Instructions for the task — Report all lines of the data below that hold the word "JSON".

──────── Data extracts

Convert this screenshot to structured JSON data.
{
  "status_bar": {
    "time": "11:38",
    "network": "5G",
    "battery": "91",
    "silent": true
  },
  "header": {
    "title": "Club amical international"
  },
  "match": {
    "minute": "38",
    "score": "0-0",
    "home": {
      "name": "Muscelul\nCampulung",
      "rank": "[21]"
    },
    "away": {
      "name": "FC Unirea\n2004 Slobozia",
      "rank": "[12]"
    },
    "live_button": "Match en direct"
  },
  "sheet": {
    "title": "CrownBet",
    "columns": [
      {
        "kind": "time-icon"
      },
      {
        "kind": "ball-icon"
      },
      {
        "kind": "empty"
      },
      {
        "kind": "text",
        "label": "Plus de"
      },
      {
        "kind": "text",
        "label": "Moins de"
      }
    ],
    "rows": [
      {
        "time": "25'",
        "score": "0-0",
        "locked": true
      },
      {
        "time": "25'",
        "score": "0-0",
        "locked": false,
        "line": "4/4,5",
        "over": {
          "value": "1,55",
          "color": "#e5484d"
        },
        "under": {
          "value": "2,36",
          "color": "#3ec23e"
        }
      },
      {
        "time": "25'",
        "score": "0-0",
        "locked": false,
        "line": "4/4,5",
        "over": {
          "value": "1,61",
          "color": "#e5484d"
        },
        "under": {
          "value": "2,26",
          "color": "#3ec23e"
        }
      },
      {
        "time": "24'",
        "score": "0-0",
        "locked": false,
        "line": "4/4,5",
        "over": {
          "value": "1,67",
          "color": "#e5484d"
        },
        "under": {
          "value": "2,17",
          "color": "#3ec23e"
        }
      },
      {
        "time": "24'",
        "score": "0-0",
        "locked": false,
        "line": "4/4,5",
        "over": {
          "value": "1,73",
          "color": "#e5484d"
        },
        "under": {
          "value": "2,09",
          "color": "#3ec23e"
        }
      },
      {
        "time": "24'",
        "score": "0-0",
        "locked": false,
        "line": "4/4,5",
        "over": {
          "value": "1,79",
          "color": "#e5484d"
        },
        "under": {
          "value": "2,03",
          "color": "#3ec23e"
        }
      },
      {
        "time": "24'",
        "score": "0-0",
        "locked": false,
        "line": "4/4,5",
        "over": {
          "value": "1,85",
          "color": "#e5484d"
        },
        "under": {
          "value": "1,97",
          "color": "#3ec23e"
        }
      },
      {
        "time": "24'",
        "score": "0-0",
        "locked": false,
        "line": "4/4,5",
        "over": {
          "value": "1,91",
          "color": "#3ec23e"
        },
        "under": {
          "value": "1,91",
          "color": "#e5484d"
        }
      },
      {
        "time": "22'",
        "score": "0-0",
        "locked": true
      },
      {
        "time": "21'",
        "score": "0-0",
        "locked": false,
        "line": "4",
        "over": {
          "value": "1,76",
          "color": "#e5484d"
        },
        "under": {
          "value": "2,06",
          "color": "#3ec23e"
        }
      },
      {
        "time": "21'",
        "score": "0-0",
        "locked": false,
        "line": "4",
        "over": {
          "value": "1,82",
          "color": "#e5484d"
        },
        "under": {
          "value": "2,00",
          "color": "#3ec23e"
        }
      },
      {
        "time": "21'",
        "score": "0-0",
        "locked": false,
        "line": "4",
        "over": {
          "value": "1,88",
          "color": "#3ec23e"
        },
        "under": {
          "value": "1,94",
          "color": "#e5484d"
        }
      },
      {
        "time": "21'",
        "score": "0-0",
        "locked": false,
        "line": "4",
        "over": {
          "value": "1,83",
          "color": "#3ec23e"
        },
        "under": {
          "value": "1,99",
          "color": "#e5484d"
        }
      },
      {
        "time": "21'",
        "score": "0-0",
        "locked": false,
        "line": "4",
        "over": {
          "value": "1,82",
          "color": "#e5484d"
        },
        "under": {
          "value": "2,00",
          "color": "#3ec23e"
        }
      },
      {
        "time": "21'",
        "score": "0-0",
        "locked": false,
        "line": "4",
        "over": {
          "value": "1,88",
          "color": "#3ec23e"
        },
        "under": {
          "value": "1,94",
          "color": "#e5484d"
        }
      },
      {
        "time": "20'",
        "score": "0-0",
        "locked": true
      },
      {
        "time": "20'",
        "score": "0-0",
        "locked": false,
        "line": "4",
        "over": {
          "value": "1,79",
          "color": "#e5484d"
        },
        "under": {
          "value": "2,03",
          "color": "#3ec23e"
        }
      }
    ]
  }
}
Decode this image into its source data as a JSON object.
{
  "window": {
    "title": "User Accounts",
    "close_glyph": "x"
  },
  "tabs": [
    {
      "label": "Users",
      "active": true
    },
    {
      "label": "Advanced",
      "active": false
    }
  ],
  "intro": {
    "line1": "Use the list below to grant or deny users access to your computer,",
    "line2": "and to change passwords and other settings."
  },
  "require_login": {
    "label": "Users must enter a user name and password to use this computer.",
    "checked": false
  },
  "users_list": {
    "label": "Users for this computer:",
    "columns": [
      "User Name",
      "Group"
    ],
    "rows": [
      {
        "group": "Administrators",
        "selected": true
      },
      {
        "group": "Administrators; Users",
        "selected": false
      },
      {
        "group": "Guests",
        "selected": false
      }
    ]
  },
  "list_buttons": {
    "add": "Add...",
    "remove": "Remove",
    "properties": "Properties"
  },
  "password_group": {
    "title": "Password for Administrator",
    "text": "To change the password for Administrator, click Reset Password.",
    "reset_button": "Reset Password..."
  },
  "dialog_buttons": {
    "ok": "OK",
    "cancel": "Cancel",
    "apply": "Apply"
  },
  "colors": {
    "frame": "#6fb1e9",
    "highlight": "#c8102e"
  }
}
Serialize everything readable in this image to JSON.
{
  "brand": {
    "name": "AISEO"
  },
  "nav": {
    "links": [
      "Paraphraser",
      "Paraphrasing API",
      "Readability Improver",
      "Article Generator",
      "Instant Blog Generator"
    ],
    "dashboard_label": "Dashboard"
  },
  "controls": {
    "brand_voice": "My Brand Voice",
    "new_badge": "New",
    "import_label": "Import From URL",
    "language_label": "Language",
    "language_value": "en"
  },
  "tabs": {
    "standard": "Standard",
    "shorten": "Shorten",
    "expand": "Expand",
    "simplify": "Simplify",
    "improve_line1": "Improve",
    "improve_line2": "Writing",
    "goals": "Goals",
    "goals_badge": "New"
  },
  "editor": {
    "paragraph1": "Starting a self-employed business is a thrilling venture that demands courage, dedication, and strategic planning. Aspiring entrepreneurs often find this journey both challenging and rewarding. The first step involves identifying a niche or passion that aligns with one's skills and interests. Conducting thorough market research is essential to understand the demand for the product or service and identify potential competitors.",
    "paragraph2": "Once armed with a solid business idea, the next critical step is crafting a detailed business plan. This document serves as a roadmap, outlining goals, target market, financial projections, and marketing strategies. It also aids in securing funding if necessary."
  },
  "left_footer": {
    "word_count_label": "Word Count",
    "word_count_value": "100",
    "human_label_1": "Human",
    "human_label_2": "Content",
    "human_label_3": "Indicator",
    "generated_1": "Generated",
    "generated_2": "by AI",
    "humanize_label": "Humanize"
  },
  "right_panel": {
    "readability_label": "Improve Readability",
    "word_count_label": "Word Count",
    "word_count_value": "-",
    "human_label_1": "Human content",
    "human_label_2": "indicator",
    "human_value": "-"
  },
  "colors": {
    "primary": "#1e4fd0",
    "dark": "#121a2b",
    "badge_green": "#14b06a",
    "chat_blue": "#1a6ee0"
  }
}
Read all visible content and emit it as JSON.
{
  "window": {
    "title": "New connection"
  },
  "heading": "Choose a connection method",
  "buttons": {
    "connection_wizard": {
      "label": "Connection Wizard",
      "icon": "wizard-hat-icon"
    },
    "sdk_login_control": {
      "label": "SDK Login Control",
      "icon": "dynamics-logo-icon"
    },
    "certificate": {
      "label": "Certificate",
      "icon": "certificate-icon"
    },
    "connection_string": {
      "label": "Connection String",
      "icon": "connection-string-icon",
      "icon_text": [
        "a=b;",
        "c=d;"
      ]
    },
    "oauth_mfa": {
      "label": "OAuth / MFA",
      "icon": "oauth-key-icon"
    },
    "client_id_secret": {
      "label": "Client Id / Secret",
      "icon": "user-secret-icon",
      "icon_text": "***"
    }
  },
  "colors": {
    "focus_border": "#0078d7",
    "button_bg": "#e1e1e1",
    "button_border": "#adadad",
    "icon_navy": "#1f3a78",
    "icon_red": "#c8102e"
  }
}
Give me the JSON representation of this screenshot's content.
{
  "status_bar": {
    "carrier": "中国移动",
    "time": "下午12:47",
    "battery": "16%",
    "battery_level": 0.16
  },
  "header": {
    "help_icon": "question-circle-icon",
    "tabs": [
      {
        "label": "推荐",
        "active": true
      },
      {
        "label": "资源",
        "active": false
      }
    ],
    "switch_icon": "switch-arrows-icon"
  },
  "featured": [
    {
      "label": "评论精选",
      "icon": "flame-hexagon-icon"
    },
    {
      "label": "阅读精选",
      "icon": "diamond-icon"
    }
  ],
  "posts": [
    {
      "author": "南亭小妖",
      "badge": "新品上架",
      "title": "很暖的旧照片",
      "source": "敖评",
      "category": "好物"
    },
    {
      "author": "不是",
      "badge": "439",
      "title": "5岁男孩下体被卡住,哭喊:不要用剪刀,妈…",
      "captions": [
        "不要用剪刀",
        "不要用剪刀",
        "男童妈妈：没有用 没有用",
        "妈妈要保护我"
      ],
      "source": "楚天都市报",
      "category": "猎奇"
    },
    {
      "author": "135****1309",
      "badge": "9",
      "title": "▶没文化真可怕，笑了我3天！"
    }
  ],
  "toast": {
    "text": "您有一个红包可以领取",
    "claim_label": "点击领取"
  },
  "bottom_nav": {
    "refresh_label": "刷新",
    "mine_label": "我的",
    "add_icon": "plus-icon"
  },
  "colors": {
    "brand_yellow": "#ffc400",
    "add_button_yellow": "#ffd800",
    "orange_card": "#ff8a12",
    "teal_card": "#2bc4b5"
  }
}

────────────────

Written reply —
Convert this screenshot to structured JSON data.
Decode this image into its source data as a JSON object.
Serialize everything readable in this image to JSON.
Read all visible content and emit it as JSON.
Give me the JSON representation of this screenshot's content.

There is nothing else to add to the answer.